# Task statement:
Output every entry exactly as written, skipping any pictures.

(The records Opens)

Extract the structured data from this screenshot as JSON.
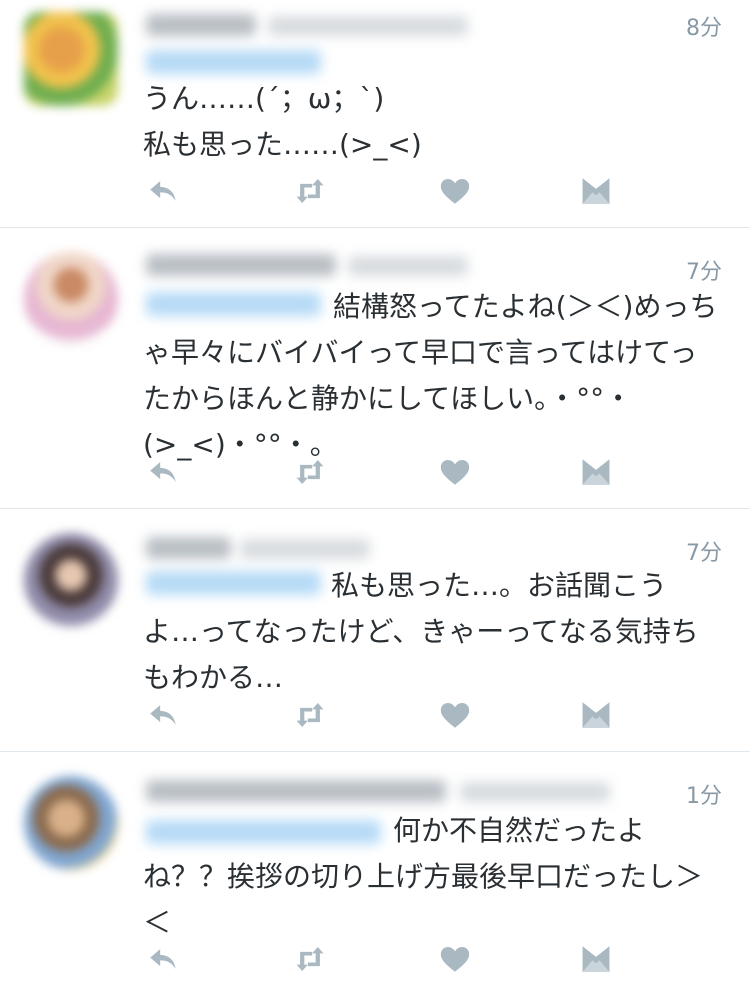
{
  "tweets": [
    {
      "time": "8分",
      "text": "うん……(´；ω；`)\n私も思った……(>_<)"
    },
    {
      "time": "7分",
      "text": "結構怒ってたよね(＞＜)めっちゃ早々にバイバイって早口で言ってはけてったからほんと静かにしてほしい。・°°・(>_<)・°°・。"
    },
    {
      "time": "7分",
      "text": "私も思った…。お話聞こうよ…ってなったけど、きゃーってなる気持ちもわかる…"
    },
    {
      "time": "1分",
      "text": "何か不自然だったよね？？挨拶の切り上げ方最後早口だったし＞＜"
    }
  ],
  "icons": {
    "reply": "reply-icon",
    "retweet": "retweet-icon",
    "like": "heart-icon",
    "dm": "envelope-icon"
  },
  "colors": {
    "icon": "#aab8c2",
    "muted": "#8899a6",
    "divider": "#e1e8ed",
    "mention": "#4aa3ee"
  }
}
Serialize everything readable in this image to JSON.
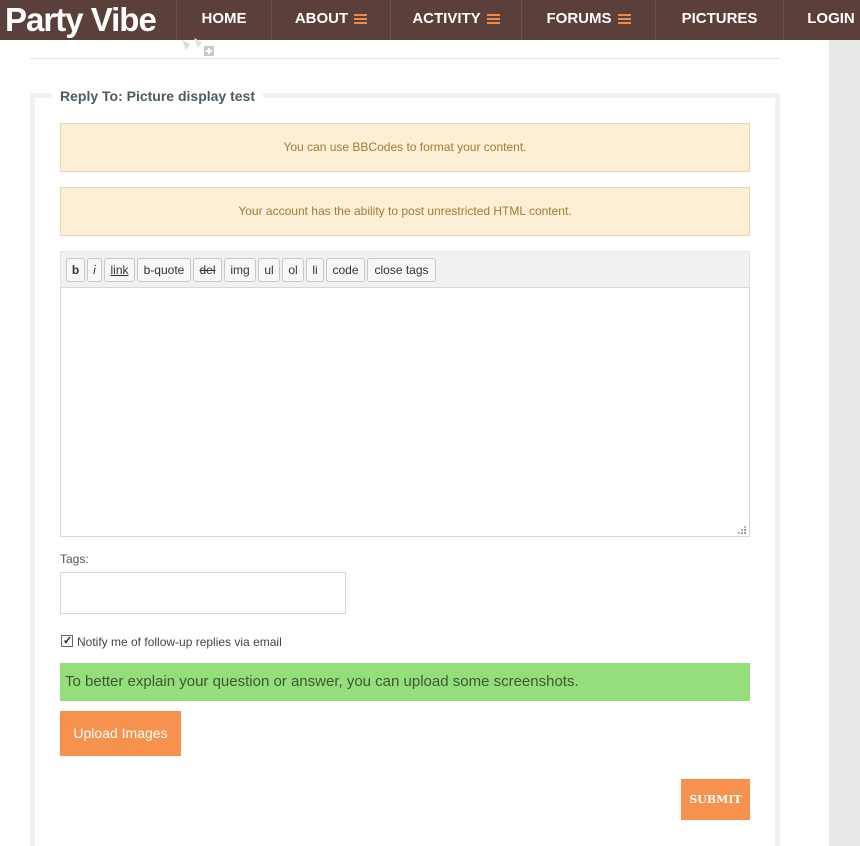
{
  "header": {
    "logo": "Party Vibe",
    "nav": [
      {
        "label": "HOME"
      },
      {
        "label": "ABOUT"
      },
      {
        "label": "ACTIVITY"
      },
      {
        "label": "FORUMS"
      },
      {
        "label": "PICTURES"
      },
      {
        "label": "LOGIN"
      }
    ]
  },
  "form": {
    "legend": "Reply To: Picture display test",
    "notices": [
      "You can use BBCodes to format your content.",
      "Your account has the ability to post unrestricted HTML content."
    ],
    "toolbar": [
      "b",
      "i",
      "link",
      "b-quote",
      "del",
      "img",
      "ul",
      "ol",
      "li",
      "code",
      "close tags"
    ],
    "editor_value": "",
    "tags_label": "Tags:",
    "tags_value": "",
    "notify_label": "Notify me of follow-up replies via email",
    "notify_checked": true,
    "upload_hint": "To better explain your question or answer, you can upload some screenshots.",
    "upload_button": "Upload Images",
    "submit_button": "SUBMIT"
  },
  "colors": {
    "nav_bg": "#5b3f3a",
    "accent": "#f6914e",
    "notice_bg": "#fcefd6",
    "hint_bg": "#94de7b"
  }
}
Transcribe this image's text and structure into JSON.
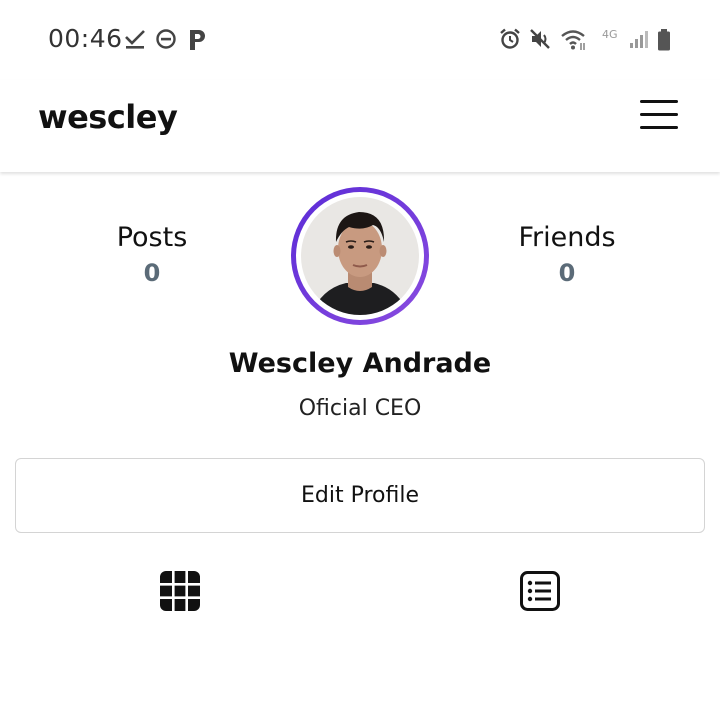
{
  "status_bar": {
    "time": "00:46",
    "left_icons": [
      "download-done-icon",
      "do-not-disturb-icon",
      "p-app-icon"
    ],
    "right_icons": [
      "alarm-icon",
      "mute-icon",
      "wifi-icon",
      "signal-icon",
      "battery-icon"
    ],
    "network": "4G"
  },
  "app_bar": {
    "title": "wescley",
    "menu_icon": "hamburger-menu-icon"
  },
  "profile": {
    "posts_label": "Posts",
    "posts_count": "0",
    "friends_label": "Friends",
    "friends_count": "0",
    "name": "Wescley Andrade",
    "role": "Oficial CEO",
    "edit_label": "Edit Profile",
    "accent_color": "#6a35da"
  },
  "tabs": [
    {
      "icon": "grid-view-icon"
    },
    {
      "icon": "list-view-icon"
    }
  ]
}
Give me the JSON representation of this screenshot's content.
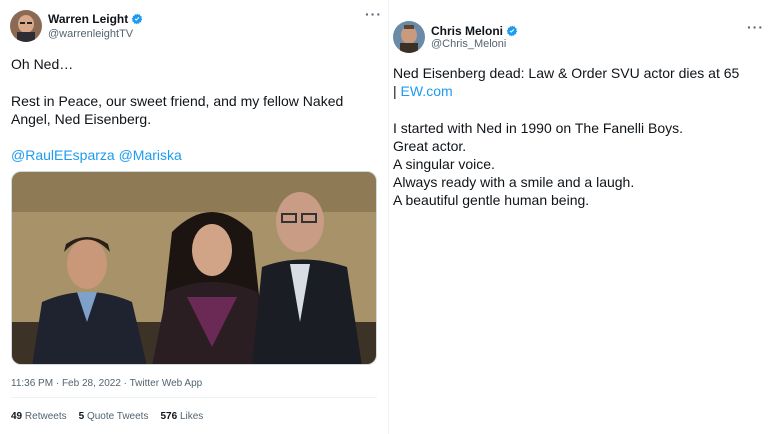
{
  "left_tweet": {
    "name": "Warren Leight",
    "handle": "@warrenleightTV",
    "line1": "Oh Ned…",
    "line2": "Rest in Peace, our sweet friend, and my fellow Naked",
    "line3": "Angel, Ned Eisenberg.",
    "mention1": "@RaulEEsparza",
    "mention2": "@Mariska",
    "time": "11:36 PM · Feb 28, 2022 · Twitter Web App",
    "retweets_count": "49",
    "retweets_label": "Retweets",
    "quotes_count": "5",
    "quotes_label": "Quote Tweets",
    "likes_count": "576",
    "likes_label": "Likes"
  },
  "right_tweet": {
    "name": "Chris Meloni",
    "handle": "@Chris_Meloni",
    "line1": "Ned Eisenberg dead: Law & Order SVU actor dies at 65",
    "line2_prefix": "| ",
    "line2_link": "EW.com",
    "line3": "I started with Ned in 1990 on The Fanelli Boys.",
    "line4": "Great actor.",
    "line5": "A singular voice.",
    "line6": "Always ready with a smile and a laugh.",
    "line7": "A beautiful gentle human being."
  },
  "more_glyph": "···",
  "colors": {
    "link": "#1d9bf0",
    "secondary": "#536471",
    "text": "#0f1419"
  }
}
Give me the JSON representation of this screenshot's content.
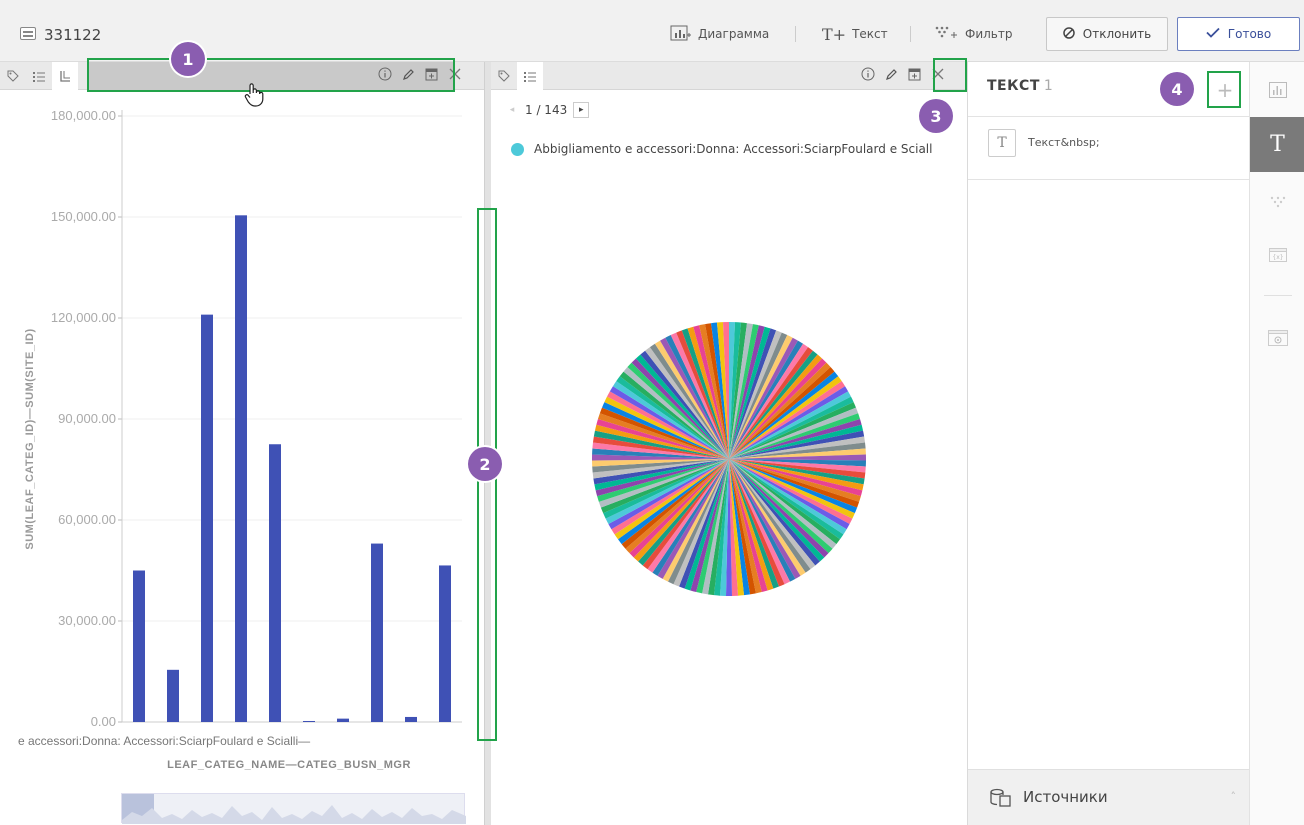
{
  "topbar": {
    "doc_title": "331122",
    "btn_chart": "Диаграмма",
    "btn_text": "Текст",
    "btn_filter": "Фильтр",
    "btn_reject": "Отклонить",
    "btn_done": "Готово"
  },
  "left_pane": {
    "ylabel": "SUM(LEAF_CATEG_ID)—SUM(SITE_ID)",
    "xlabel": "LEAF_CATEG_NAME—CATEG_BUSN_MGR",
    "x_tick": "e accessori:Donna: Accessori:SciarpFoulard e Scialli—"
  },
  "mid_pane": {
    "pager": "1 / 143",
    "legend_item": "Abbigliamento e accessori:Donna: Accessori:SciarpFoulard e Sciall"
  },
  "right_panel": {
    "title": "ТЕКСТ",
    "count": "1",
    "item_label": "Текст&nbsp;",
    "item_icon": "T",
    "sources": "Источники"
  },
  "badges": [
    "1",
    "2",
    "3",
    "4"
  ],
  "colors": {
    "bar": "#3f51b5",
    "highlight": "#22a34a",
    "badge": "#8a5db0"
  },
  "chart_data": [
    {
      "type": "bar",
      "ylabel": "SUM(LEAF_CATEG_ID)—SUM(SITE_ID)",
      "xlabel": "LEAF_CATEG_NAME—CATEG_BUSN_MGR",
      "yticks": [
        "0.00",
        "30,000.00",
        "60,000.00",
        "90,000.00",
        "120,000.00",
        "150,000.00",
        "180,000.00"
      ],
      "ylim": [
        0,
        180000
      ],
      "values": [
        45000,
        15500,
        121000,
        150500,
        82500,
        300,
        1000,
        53000,
        1500,
        46500
      ],
      "grid": true
    },
    {
      "type": "pie",
      "slices": 143,
      "colors": [
        "#4dc9d9",
        "#3f51b5",
        "#e74c3c",
        "#f1c40f",
        "#2ecc71",
        "#9b59b6",
        "#e67e22",
        "#1abc9c",
        "#c0c0c0",
        "#16a085",
        "#ff6f91",
        "#8e44ad",
        "#2980b9",
        "#d35400",
        "#27ae60",
        "#7f8c8d",
        "#f39c12",
        "#6c5ce7",
        "#00b894",
        "#fd79a8",
        "#0984e3",
        "#b2bec3",
        "#fdcb6e",
        "#e84393"
      ]
    }
  ]
}
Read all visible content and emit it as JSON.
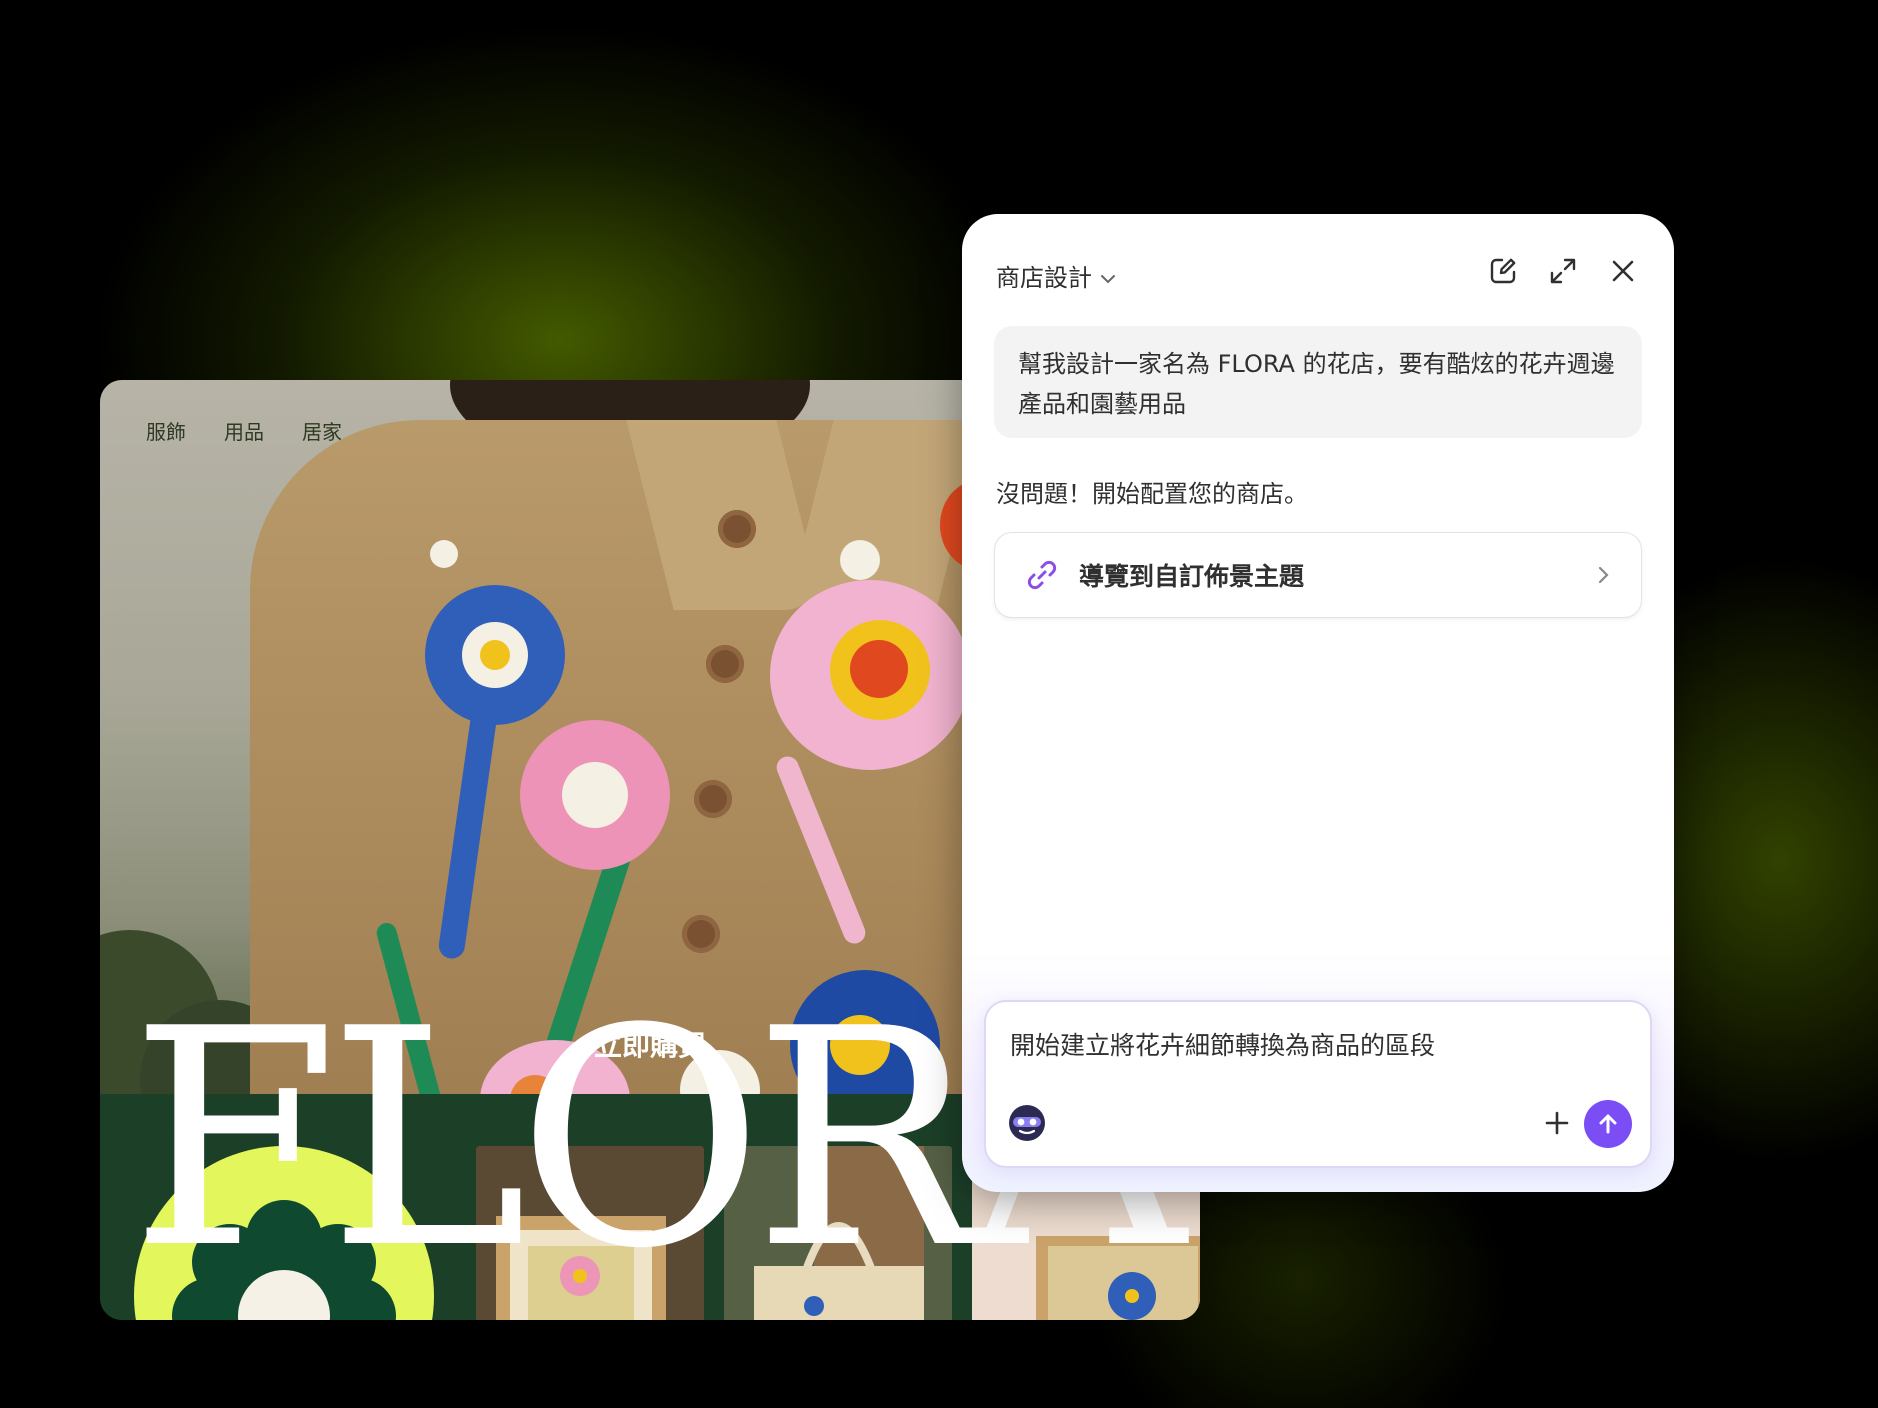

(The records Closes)

# Written answer:
Extract the structured data from this screenshot as JSON.
{
  "tweets": [
    {
      "time": "8分",
      "text": "うん……(´；ω；`)\n私も思った……(>_<)"
    },
    {
      "time": "7分",
      "text": "結構怒ってたよね(＞＜)めっちゃ早々にバイバイって早口で言ってはけてったからほんと静かにしてほしい。・°°・(>_<)・°°・。"
    },
    {
      "time": "7分",
      "text": "私も思った…。お話聞こうよ…ってなったけど、きゃーってなる気持ちもわかる…"
    },
    {
      "time": "1分",
      "text": "何か不自然だったよね？？挨拶の切り上げ方最後早口だったし＞＜"
    }
  ],
  "icons": {
    "reply": "reply-icon",
    "retweet": "retweet-icon",
    "like": "heart-icon",
    "dm": "envelope-icon"
  },
  "colors": {
    "icon": "#aab8c2",
    "muted": "#8899a6",
    "divider": "#e1e8ed",
    "mention": "#4aa3ee"
  }
}
Serialize everything readable in this image to JSON.
{
  "header": {
    "logo": "Party Vibe",
    "nav": [
      {
        "label": "HOME"
      },
      {
        "label": "ABOUT"
      },
      {
        "label": "ACTIVITY"
      },
      {
        "label": "FORUMS"
      },
      {
        "label": "PICTURES"
      },
      {
        "label": "LOGIN"
      }
    ]
  },
  "form": {
    "legend": "Reply To: Picture display test",
    "notices": [
      "You can use BBCodes to format your content.",
      "Your account has the ability to post unrestricted HTML content."
    ],
    "toolbar": [
      "b",
      "i",
      "link",
      "b-quote",
      "del",
      "img",
      "ul",
      "ol",
      "li",
      "code",
      "close tags"
    ],
    "editor_value": "",
    "tags_label": "Tags:",
    "tags_value": "",
    "notify_label": "Notify me of follow-up replies via email",
    "notify_checked": true,
    "upload_hint": "To better explain your question or answer, you can upload some screenshots.",
    "upload_button": "Upload Images",
    "submit_button": "SUBMIT"
  },
  "colors": {
    "nav_bg": "#5b3f3a",
    "accent": "#f6914e",
    "notice_bg": "#fcefd6",
    "hint_bg": "#94de7b"
  }
}
Transcribe this image's text and structure into JSON.
{
  "status_bar": {
    "time": "00:46",
    "left_icons": [
      "download-done-icon",
      "do-not-disturb-icon",
      "p-app-icon"
    ],
    "right_icons": [
      "alarm-icon",
      "mute-icon",
      "wifi-icon",
      "signal-icon",
      "battery-icon"
    ],
    "network": "4G"
  },
  "app_bar": {
    "title": "wescley",
    "menu_icon": "hamburger-menu-icon"
  },
  "profile": {
    "posts_label": "Posts",
    "posts_count": "0",
    "friends_label": "Friends",
    "friends_count": "0",
    "name": "Wescley Andrade",
    "role": "Oficial CEO",
    "edit_label": "Edit Profile",
    "accent_color": "#6a35da"
  },
  "tabs": [
    {
      "icon": "grid-view-icon"
    },
    {
      "icon": "list-view-icon"
    }
  ]
}
Give me the JSON representation of this screenshot's content.
{
  "left_tweet": {
    "name": "Warren Leight",
    "handle": "@warrenleightTV",
    "line1": "Oh Ned…",
    "line2": "Rest in Peace, our sweet friend, and my fellow Naked",
    "line3": "Angel, Ned Eisenberg.",
    "mention1": "@RaulEEsparza",
    "mention2": "@Mariska",
    "time": "11:36 PM · Feb 28, 2022 · Twitter Web App",
    "retweets_count": "49",
    "retweets_label": "Retweets",
    "quotes_count": "5",
    "quotes_label": "Quote Tweets",
    "likes_count": "576",
    "likes_label": "Likes"
  },
  "right_tweet": {
    "name": "Chris Meloni",
    "handle": "@Chris_Meloni",
    "line1": "Ned Eisenberg dead: Law & Order SVU actor dies at 65",
    "line2_prefix": "| ",
    "line2_link": "EW.com",
    "line3": "I started with Ned in 1990 on The Fanelli Boys.",
    "line4": "Great actor.",
    "line5": "A singular voice.",
    "line6": "Always ready with a smile and a laugh.",
    "line7": "A beautiful gentle human being."
  },
  "more_glyph": "···",
  "colors": {
    "link": "#1d9bf0",
    "secondary": "#536471",
    "text": "#0f1419"
  }
}
Give me the JSON representation of this screenshot's content.
{
  "topbar": {
    "doc_title": "331122",
    "btn_chart": "Диаграмма",
    "btn_text": "Текст",
    "btn_filter": "Фильтр",
    "btn_reject": "Отклонить",
    "btn_done": "Готово"
  },
  "left_pane": {
    "ylabel": "SUM(LEAF_CATEG_ID)—SUM(SITE_ID)",
    "xlabel": "LEAF_CATEG_NAME—CATEG_BUSN_MGR",
    "x_tick": "e accessori:Donna: Accessori:SciarpFoulard e Scialli—"
  },
  "mid_pane": {
    "pager": "1 / 143",
    "legend_item": "Abbigliamento e accessori:Donna: Accessori:SciarpFoulard e Sciall"
  },
  "right_panel": {
    "title": "ТЕКСТ",
    "count": "1",
    "item_label": "Текст&nbsp;",
    "item_icon": "T",
    "sources": "Источники"
  },
  "badges": [
    "1",
    "2",
    "3",
    "4"
  ],
  "colors": {
    "bar": "#3f51b5",
    "highlight": "#22a34a",
    "badge": "#8a5db0"
  },
  "chart_data": [
    {
      "type": "bar",
      "ylabel": "SUM(LEAF_CATEG_ID)—SUM(SITE_ID)",
      "xlabel": "LEAF_CATEG_NAME—CATEG_BUSN_MGR",
      "yticks": [
        "0.00",
        "30,000.00",
        "60,000.00",
        "90,000.00",
        "120,000.00",
        "150,000.00",
        "180,000.00"
      ],
      "ylim": [
        0,
        180000
      ],
      "values": [
        45000,
        15500,
        121000,
        150500,
        82500,
        300,
        1000,
        53000,
        1500,
        46500
      ],
      "grid": true
    },
    {
      "type": "pie",
      "slices": 143,
      "colors": [
        "#4dc9d9",
        "#3f51b5",
        "#e74c3c",
        "#f1c40f",
        "#2ecc71",
        "#9b59b6",
        "#e67e22",
        "#1abc9c",
        "#c0c0c0",
        "#16a085",
        "#ff6f91",
        "#8e44ad",
        "#2980b9",
        "#d35400",
        "#27ae60",
        "#7f8c8d",
        "#f39c12",
        "#6c5ce7",
        "#00b894",
        "#fd79a8",
        "#0984e3",
        "#b2bec3",
        "#fdcb6e",
        "#e84393"
      ]
    }
  ]
}
Read all visible content and emit it as JSON.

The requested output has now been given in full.